Torch Relay to Raise Awareness of Blue Light Mental Health

Emergency service workers are to raise awareness of mental health as they take a special torch on a tour of Cleveland.

The Our Blue Light Torch will travel with Cleveland Police and Cleveland Fire Brigade for a week from Sunday 6th August to engage staff and the public in talking about mental health. The week will culminate in staff taking the torch on the Lyke Wake Walk, a 40-mile-trek to raise funds for Heads Together and Mind.

A national survey by mental health charity Mind found that over 90% of emergency services workers have suffered stress and one in twenty have made an attempt to take their own life.

The Our Blue Light Torch was developed by two employees of North West Ambulance Service to highlight the hidden problem within the blue light community.

Both Cleveland Police and Cleveland Fire Brigade have initiatives in place to improve wellbeing and offer support to staff who need help.

Cleveland Police Inspector, Phil Spencer, who has coordinated the torch tour in Cleveland, said: “Emergency service workers deal with horrific tragedies and incidents as part of their job, incidents that most people do not even witness in a lifetime.

“We’re still not talking about mental health enough in the emergency services, and it’s only when we do begin raising awareness that people realise how common it is to experience mental ill health.
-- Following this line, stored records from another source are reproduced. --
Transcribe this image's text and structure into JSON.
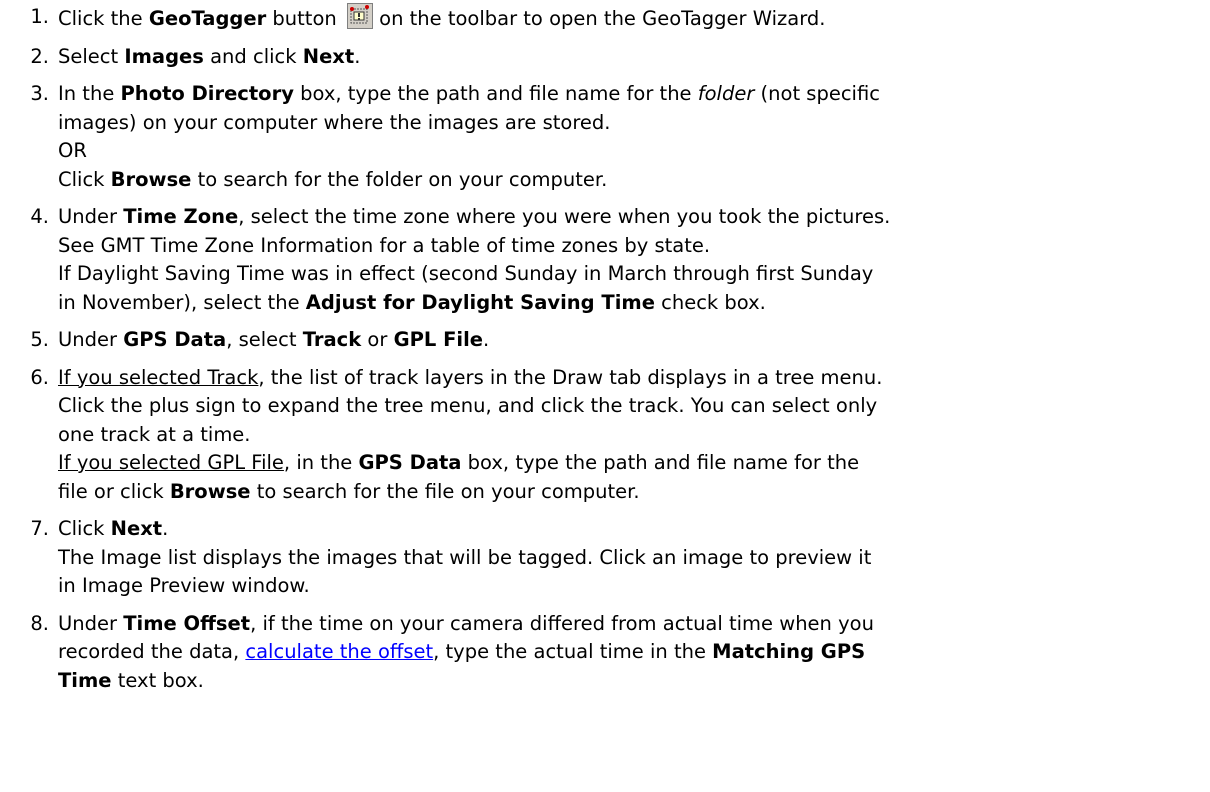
{
  "steps": [
    {
      "num": "1.",
      "parts": [
        "Click the ",
        "GeoTagger",
        " button ",
        " on the toolbar to open the GeoTagger Wizard."
      ],
      "icon": "geotagger-icon"
    },
    {
      "num": "2.",
      "parts": [
        "Select ",
        "Images",
        " and click ",
        "Next",
        "."
      ]
    },
    {
      "num": "3.",
      "lines": [
        [
          "In the ",
          "Photo Directory",
          " box, type the path and file name for the ",
          "folder",
          " (not specific"
        ],
        [
          "images) on your computer where the images are stored."
        ],
        [
          "OR"
        ],
        [
          "Click ",
          "Browse",
          " to search for the folder on your computer."
        ]
      ]
    },
    {
      "num": "4.",
      "lines": [
        [
          "Under ",
          "Time Zone",
          ", select the time zone where you were when you took the pictures."
        ],
        [
          "See GMT Time Zone Information for a table of time zones by state."
        ],
        [
          "If Daylight Saving Time was in effect (second Sunday in March through first Sunday"
        ],
        [
          "in November), select the ",
          "Adjust for Daylight Saving Time",
          " check box."
        ]
      ]
    },
    {
      "num": "5.",
      "parts": [
        "Under ",
        "GPS Data",
        ", select ",
        "Track",
        " or ",
        "GPL File",
        "."
      ]
    },
    {
      "num": "6.",
      "lines": [
        [
          "If you selected Track",
          ", the list of track layers in the Draw tab displays in a tree menu."
        ],
        [
          "Click the plus sign to expand the tree menu, and click the track. You can select only"
        ],
        [
          "one track at a time."
        ],
        [
          "If you selected GPL File",
          ", in the ",
          "GPS Data",
          " box, type the path and file name for the"
        ],
        [
          "file or click ",
          "Browse",
          " to search for the file on your computer."
        ]
      ]
    },
    {
      "num": "7.",
      "lines": [
        [
          "Click ",
          "Next",
          "."
        ],
        [
          "The Image list displays the images that will be tagged. Click an image to preview it"
        ],
        [
          "in Image Preview window."
        ]
      ]
    },
    {
      "num": "8.",
      "lines": [
        [
          "Under ",
          "Time Offset",
          ", if the time on your camera differed from actual time when you"
        ],
        [
          "recorded the data, ",
          "calculate the offset",
          ", type the actual time in the ",
          "Matching GPS"
        ],
        [
          "Time",
          " text box."
        ]
      ]
    }
  ]
}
We’ve done some great work in Cleveland Police by training over 50 personnel as Blue Light Champions to signpost people in need.

“It’s great to welcome the torch to Cleveland and spread the word that it’s ok to seek help, and that help is available.”
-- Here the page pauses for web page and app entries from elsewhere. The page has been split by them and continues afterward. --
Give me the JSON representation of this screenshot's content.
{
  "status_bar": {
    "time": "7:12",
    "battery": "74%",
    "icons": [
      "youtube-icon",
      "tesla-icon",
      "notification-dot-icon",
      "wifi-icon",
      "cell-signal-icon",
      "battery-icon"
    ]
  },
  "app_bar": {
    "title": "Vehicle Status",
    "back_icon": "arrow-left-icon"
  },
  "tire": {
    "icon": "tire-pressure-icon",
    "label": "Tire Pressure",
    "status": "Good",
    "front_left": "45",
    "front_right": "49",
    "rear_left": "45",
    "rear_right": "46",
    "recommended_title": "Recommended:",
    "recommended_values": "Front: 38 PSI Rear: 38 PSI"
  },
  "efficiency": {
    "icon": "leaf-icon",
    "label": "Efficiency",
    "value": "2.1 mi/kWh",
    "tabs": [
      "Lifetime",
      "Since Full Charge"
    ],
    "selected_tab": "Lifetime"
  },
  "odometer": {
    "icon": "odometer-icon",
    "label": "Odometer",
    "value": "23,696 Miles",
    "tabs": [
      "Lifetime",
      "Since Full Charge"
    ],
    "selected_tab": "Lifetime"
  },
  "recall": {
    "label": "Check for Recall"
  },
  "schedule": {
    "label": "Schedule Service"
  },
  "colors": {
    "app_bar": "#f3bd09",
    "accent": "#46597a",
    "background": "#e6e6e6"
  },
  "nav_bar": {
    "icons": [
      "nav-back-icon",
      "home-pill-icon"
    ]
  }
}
Ian Hayton, Chief Fire Officer of Cleveland Fire Brigade, said: “Our employees are exposed to a wide range of traumatic and stressful situations and it is vital that their mental health is regarded with the same importance as their physical health.
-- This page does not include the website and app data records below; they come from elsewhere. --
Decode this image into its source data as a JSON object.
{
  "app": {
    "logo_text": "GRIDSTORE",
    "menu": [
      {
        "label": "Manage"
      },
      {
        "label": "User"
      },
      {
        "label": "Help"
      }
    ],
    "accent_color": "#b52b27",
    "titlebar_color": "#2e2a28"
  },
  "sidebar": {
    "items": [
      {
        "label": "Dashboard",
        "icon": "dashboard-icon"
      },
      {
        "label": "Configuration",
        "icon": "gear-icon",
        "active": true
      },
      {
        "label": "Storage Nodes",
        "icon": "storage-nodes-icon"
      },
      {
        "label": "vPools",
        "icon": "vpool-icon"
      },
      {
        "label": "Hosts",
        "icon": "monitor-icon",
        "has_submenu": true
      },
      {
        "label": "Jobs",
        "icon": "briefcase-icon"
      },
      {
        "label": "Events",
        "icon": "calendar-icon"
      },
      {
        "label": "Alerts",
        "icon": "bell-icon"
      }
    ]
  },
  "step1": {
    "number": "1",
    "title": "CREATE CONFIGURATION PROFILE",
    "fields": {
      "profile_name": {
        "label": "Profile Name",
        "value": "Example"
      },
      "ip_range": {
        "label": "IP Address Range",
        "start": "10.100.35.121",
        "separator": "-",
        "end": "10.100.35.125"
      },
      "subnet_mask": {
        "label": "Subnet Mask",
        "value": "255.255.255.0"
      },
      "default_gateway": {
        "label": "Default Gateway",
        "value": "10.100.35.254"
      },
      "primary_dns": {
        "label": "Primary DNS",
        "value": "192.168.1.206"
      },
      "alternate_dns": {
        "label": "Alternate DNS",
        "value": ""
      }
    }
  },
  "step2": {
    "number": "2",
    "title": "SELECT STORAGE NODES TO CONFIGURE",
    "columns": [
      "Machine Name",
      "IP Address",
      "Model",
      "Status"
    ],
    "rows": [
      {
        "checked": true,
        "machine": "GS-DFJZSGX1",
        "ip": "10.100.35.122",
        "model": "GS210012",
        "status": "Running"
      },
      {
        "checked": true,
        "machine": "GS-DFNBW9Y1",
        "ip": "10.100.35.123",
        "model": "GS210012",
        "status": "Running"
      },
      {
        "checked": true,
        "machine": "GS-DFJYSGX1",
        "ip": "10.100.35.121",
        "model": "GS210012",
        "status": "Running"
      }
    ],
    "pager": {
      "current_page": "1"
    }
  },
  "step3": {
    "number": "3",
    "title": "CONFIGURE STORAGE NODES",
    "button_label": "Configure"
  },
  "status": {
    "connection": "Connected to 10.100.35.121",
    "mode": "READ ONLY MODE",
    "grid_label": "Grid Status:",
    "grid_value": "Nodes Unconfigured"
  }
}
“By taking part in the Our Blue Light Baton Relay we are demonstrating that we want to make our working environment one where people can talk openly about their issues and are able to obtain the necessary help they need.”

“We have a comprehensive employee assistance programme which offers all staff access to a 24 hour helpline staffed by professional counsellors who can provide impartial and confidential advice on matters which may create anxiety or stress and the Brigade also automatically offers support to colleagues following attendance at a traumatic incident.”